So while universities like UCLA can’t give out slaps on the wrist for vaping, they are in a unique position to do something much more substantial – and it’s in line with UCLA’s core mission statement of education, research and service.
As vaping continues to plague the college generation, public universities like UCLA have an opportunity to throw research and resources behind something that directly affects their student bodies. While legislators ban flavored pods, UCLA can help pinpoint the causes of and cures for this widespread addiction – before the classes of 2022 and beyond become guinea pigs in Juul Labs Inc.
All jokes aside, that idea rings true.
At the end of the day, scientists, CEOs and students alike have very little idea just how bad vaping is for the human body – or how long the effects might last. Just as cigarettes were marketed as healthy before the cancer bit came out, vaping was pushed as a better alternative.
But ignorance doesn’t mean bliss in this case.
Fueling the most recent concern over vaping is a string of deaths and severe respiratory illnesses. Certainly, a pattern is emerging – but no one has many ideas about the long-term effects of such behavior or the way to approach a new generation of hopeful quitters.
Simply put, UCLA is perched at the forefront of a scientific frontier. A student body that needs help quitting, a research community without answers and a plethora of long-term implications leave the university with the responsibility to throw funding behind research for this – as well as providing counseling for those working through the foreign territory of quitting.
For students, picking up a vape pen is easier to do now than it is to learn the long-term effects of continued usage. After all, a sleek and stylish Juul is the newest fad, with younger addicts scoffing at tobacco users for the cigarette stench. And that’s a race against time that the university must come out on top of. Close to 1,300 lung injury cases and 26 vaping-related deaths have occurred so far in the United States, according to the Centers for Disease Control and Prevention.
And these numbers are just the beginning if research isn’t conducted and published soon. Impressionable youth will continue to follow the bad habits of their friends for something as minor as fitting in. Such is the case with 4.9 million youths consuming some form of tobacco in 2018 – e-cigarettes being the most popular – according to a CDC Vital Signs report.
A good chunk of those 4.9 million youths will have started college in this academic year or will do so next year. And the best chance to put an end to those habits is at the very start. Because, in the moment, it’s all about looking cool or fitting in to please the person who won’t even remember your name in a month. But years down the line when the lung disease just keeps persisting, trading in that one night of fitting in for a perpetuity of nights coughing up a storm or using an inhaler just doesn’t seem to be worth it at all.
Massive public relations campaigns have been undertaken to repel young adults from vaping, to no avail. Despite health warnings posted on billboards, flavored pods being removed from shelves and even the minimum age of purchase boosted to 21, the damage has been done. Retroactively, mitigating addiction is much more difficult than preventing it from ever happening, and UCLA can be part of the solution to educate the public on vaping health risks.

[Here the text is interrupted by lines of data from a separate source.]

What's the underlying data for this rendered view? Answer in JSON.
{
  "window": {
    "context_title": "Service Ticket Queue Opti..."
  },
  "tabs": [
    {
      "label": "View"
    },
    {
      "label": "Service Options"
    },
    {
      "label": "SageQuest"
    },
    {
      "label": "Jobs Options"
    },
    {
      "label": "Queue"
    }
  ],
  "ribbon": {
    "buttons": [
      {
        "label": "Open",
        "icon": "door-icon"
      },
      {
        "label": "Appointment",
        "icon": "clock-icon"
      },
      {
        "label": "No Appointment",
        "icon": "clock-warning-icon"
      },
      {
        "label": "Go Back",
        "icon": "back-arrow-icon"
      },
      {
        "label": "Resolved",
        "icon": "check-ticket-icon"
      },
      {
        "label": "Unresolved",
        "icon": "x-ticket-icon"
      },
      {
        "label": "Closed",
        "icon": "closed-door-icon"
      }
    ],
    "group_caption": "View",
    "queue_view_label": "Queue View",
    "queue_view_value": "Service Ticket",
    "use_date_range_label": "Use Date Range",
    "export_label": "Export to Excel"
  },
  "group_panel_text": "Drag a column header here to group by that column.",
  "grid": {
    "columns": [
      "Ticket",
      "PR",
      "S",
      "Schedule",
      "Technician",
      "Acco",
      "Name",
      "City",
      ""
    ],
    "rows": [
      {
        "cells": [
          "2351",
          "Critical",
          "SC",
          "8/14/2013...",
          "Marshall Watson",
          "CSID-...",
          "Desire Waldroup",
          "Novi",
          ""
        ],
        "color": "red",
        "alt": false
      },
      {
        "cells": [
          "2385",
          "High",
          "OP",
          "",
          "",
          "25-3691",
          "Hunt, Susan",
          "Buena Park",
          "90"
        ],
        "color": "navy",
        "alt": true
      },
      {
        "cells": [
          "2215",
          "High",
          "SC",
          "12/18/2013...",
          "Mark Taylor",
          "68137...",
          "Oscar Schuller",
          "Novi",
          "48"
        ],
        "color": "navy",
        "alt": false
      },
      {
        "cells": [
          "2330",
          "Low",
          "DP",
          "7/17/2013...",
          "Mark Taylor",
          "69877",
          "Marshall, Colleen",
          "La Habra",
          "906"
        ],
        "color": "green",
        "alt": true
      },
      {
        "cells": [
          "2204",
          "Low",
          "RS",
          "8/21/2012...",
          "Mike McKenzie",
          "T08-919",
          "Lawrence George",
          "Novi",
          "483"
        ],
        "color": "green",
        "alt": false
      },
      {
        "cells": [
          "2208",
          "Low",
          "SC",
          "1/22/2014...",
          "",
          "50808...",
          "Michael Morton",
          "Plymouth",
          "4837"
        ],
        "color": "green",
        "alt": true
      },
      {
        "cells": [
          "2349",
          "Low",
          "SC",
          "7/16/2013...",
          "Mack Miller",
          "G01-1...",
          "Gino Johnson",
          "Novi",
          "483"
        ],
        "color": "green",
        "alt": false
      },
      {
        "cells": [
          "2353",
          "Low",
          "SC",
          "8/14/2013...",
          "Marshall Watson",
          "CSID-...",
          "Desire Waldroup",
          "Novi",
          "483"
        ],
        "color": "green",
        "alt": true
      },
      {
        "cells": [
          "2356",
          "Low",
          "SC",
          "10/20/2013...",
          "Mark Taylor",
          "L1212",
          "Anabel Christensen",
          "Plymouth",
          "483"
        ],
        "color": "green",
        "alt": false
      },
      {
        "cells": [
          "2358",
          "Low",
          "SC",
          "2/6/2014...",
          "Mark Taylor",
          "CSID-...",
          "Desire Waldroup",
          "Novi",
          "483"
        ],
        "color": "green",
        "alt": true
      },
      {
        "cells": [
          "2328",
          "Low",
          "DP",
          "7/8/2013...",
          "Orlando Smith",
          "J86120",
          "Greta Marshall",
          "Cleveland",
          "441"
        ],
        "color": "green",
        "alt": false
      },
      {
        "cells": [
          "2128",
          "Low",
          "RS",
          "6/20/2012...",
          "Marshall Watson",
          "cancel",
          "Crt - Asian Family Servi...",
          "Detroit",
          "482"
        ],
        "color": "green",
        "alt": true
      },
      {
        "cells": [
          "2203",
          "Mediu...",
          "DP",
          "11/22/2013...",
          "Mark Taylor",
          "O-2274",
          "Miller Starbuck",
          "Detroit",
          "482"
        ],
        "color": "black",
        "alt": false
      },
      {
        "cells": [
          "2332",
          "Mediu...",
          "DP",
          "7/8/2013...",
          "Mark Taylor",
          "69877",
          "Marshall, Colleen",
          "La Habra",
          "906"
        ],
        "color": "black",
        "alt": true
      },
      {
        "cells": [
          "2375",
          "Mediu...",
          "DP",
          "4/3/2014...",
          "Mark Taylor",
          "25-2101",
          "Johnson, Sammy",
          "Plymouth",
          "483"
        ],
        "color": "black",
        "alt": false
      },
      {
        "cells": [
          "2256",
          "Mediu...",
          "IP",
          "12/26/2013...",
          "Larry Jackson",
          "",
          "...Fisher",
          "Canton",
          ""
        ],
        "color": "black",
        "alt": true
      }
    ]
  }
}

With action from the CDC, U.S. Food & Drug Administration and other larger bodies of research, UCLA’s impact might seem like a drop in the pod. But UCLA has been at the forefront of medical dilemmas since its inception. And although it shouldn’t be a mystery as to why inhaling fruity chemicals causes severe lung damage, it’s a pressing issue that all available means – including UCLA’s broadband of resources – should go toward.
After all, these are UCLA’s past, present and future students who are at risk or have already fallen prey to predatory marketing and delicious chemicals. If UCLA has the capacity to address a national health epidemic, then it’s a responsibility undoubtedly worth taking.
Because when the smoke clears, students shouldn’t be left to see how UCLA has failed them.